● **About this exercise**: Return each line below holding the string "skærmen".

Dataset excerpts:
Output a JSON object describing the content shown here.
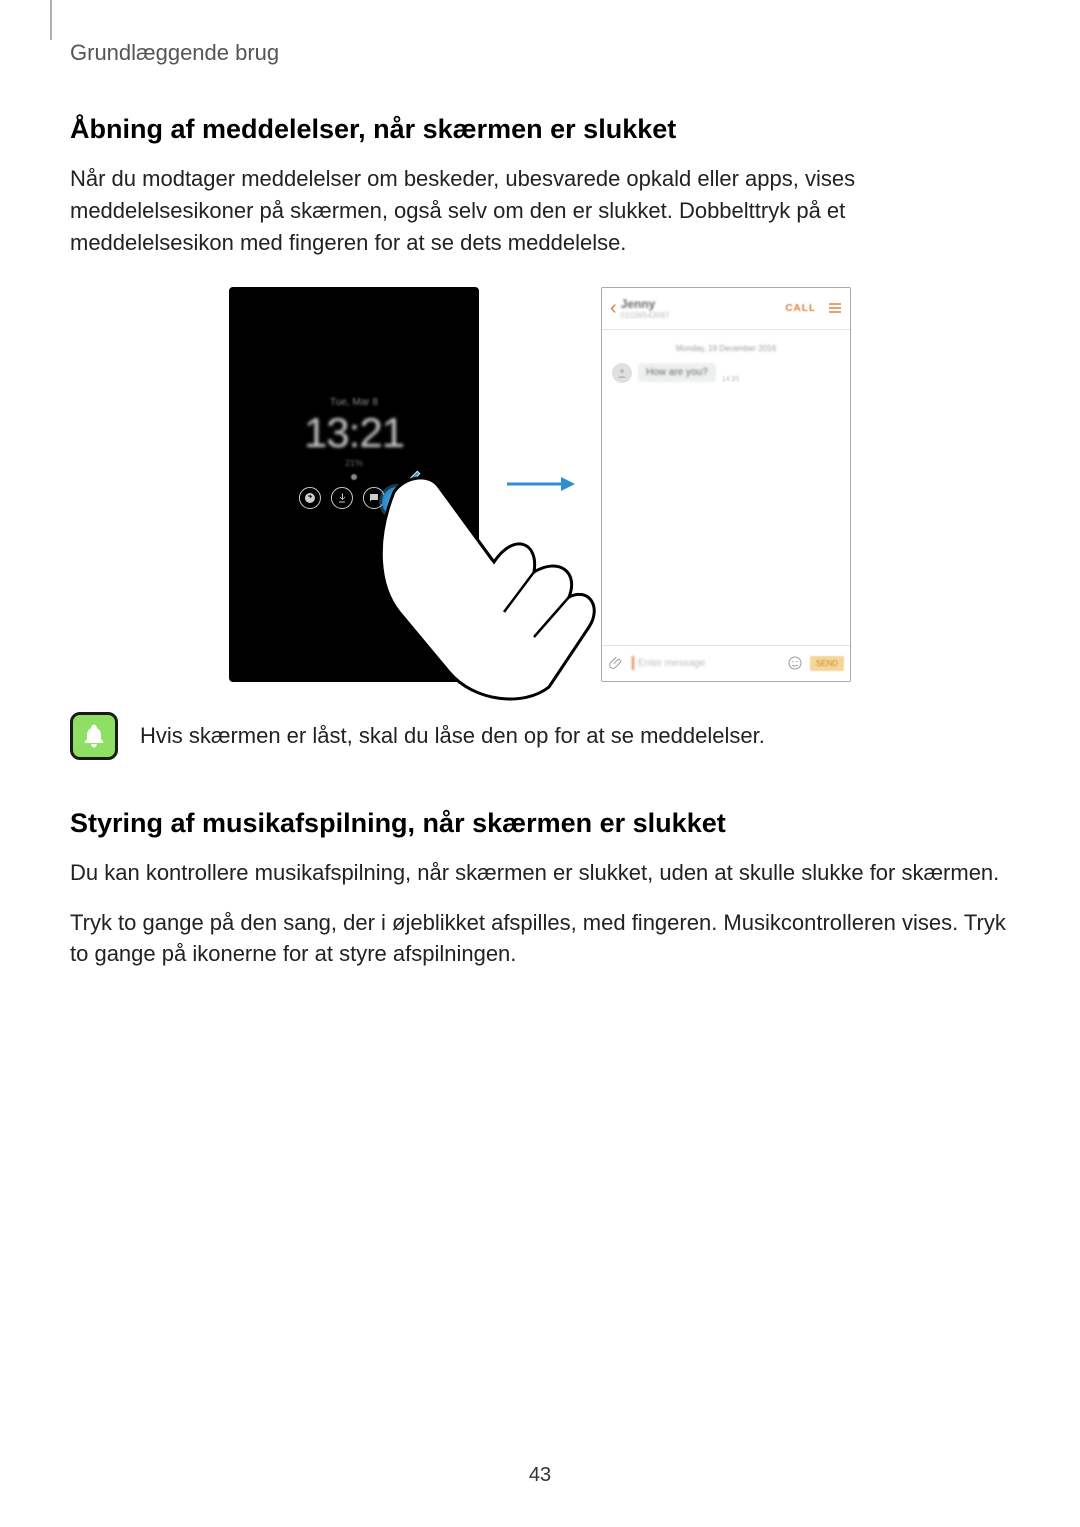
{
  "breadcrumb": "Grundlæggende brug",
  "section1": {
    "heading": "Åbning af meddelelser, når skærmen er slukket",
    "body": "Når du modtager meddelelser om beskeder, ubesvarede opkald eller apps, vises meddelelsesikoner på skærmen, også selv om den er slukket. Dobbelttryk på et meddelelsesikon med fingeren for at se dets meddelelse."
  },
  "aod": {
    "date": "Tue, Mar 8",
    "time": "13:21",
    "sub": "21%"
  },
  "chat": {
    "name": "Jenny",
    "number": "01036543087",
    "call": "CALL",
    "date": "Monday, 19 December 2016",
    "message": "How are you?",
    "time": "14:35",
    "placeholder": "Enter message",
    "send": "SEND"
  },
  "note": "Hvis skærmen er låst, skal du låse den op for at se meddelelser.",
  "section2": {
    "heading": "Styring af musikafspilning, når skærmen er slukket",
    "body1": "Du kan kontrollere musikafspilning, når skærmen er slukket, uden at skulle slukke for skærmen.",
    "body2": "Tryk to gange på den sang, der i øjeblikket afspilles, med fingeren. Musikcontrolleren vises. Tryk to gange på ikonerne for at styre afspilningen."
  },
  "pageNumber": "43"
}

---

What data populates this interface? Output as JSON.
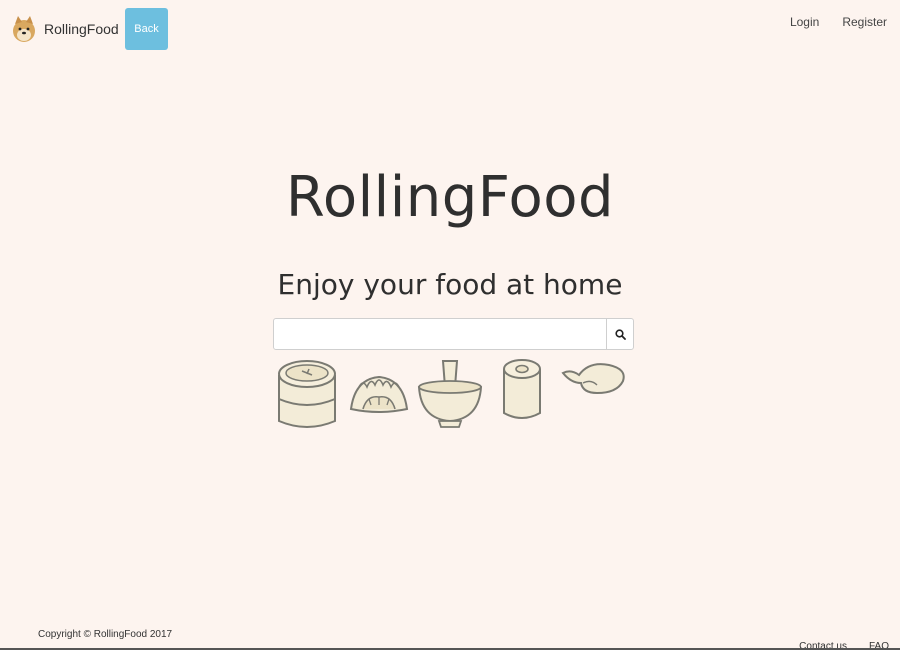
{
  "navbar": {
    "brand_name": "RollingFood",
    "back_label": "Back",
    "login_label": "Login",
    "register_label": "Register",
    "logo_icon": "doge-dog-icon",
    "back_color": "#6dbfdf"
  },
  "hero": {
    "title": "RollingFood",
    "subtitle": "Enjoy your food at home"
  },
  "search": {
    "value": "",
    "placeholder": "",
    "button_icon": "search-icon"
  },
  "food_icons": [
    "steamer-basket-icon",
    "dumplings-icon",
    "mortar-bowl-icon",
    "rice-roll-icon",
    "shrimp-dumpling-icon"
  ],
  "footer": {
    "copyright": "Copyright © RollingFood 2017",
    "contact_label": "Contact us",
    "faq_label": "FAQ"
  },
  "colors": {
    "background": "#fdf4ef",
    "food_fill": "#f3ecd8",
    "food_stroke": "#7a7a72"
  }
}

● **Reply to the exercise**:
    "heading": "Åbning af meddelelser, når skærmen er slukket",
    "body": "Når du modtager meddelelser om beskeder, ubesvarede opkald eller apps, vises meddelelsesikoner på skærmen, også selv om den er slukket. Dobbelttryk på et meddelelsesikon med fingeren for at se dets meddelelse."
  "note": "Hvis skærmen er låst, skal du låse den op for at se meddelelser.",
    "heading": "Styring af musikafspilning, når skærmen er slukket",
    "body1": "Du kan kontrollere musikafspilning, når skærmen er slukket, uden at skulle slukke for skærmen.",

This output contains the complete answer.